━━ RECORD EXTRACTS

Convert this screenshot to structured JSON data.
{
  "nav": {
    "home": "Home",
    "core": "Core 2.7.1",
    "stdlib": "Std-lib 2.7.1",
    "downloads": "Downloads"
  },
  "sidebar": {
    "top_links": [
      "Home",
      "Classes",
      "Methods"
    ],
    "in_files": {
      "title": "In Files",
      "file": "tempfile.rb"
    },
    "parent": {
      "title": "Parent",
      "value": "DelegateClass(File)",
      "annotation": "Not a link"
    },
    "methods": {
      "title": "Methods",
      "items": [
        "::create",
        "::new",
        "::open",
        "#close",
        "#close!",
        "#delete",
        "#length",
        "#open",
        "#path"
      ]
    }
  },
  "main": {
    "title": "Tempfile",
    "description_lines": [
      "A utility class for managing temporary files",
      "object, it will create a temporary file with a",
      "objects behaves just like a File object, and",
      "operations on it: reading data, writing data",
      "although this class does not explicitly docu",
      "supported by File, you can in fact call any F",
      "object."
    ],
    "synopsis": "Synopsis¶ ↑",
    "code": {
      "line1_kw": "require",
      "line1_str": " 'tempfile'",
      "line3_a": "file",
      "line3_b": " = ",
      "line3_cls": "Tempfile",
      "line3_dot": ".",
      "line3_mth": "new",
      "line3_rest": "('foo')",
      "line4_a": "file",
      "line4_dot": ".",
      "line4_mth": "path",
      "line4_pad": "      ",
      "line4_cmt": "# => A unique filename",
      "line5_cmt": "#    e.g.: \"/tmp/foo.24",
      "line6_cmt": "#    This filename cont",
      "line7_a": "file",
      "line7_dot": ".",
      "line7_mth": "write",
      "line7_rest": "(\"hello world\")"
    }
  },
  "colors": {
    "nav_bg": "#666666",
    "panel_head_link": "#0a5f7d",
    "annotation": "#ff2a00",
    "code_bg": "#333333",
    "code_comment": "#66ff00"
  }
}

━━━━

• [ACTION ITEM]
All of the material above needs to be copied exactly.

• [SOLUTION]
Convert this screenshot to structured JSON data.
{
  "nav": {
    "home": "Home",
    "core": "Core 2.7.1",
    "stdlib": "Std-lib 2.7.1",
    "downloads": "Downloads"
  },
  "sidebar": {
    "top_links": [
      "Home",
      "Classes",
      "Methods"
    ],
    "in_files": {
      "title": "In Files",
      "file": "tempfile.rb"
    },
    "parent": {
      "title": "Parent",
      "value": "DelegateClass(File)",
      "annotation": "Not a link"
    },
    "methods": {
      "title": "Methods",
      "items": [
        "::create",
        "::new",
        "::open",
        "#close",
        "#close!",
        "#delete",
        "#length",
        "#open",
        "#path"
      ]
    }
  },
  "main": {
    "title": "Tempfile",
    "description_lines": [
      "A utility class for managing temporary files",
      "object, it will create a temporary file with a",
      "objects behaves just like a File object, and",
      "operations on it: reading data, writing data",
      "although this class does not explicitly docu",
      "supported by File, you can in fact call any F",
      "object."
    ],
    "synopsis": "Synopsis¶ ↑",
    "code": {
      "line1_kw": "require",
      "line1_str": " 'tempfile'",
      "line3_a": "file",
      "line3_b": " = ",
      "line3_cls": "Tempfile",
      "line3_dot": ".",
      "line3_mth": "new",
      "line3_rest": "('foo')",
      "line4_a": "file",
      "line4_dot": ".",
      "line4_mth": "path",
      "line4_pad": "      ",
      "line4_cmt": "# => A unique filename",
      "line5_cmt": "#    e.g.: \"/tmp/foo.24",
      "line6_cmt": "#    This filename cont",
      "line7_a": "file",
      "line7_dot": ".",
      "line7_mth": "write",
      "line7_rest": "(\"hello world\")"
    }
  },
  "colors": {
    "nav_bg": "#666666",
    "panel_head_link": "#0a5f7d",
    "annotation": "#ff2a00",
    "code_bg": "#333333",
    "code_comment": "#66ff00"
  }
}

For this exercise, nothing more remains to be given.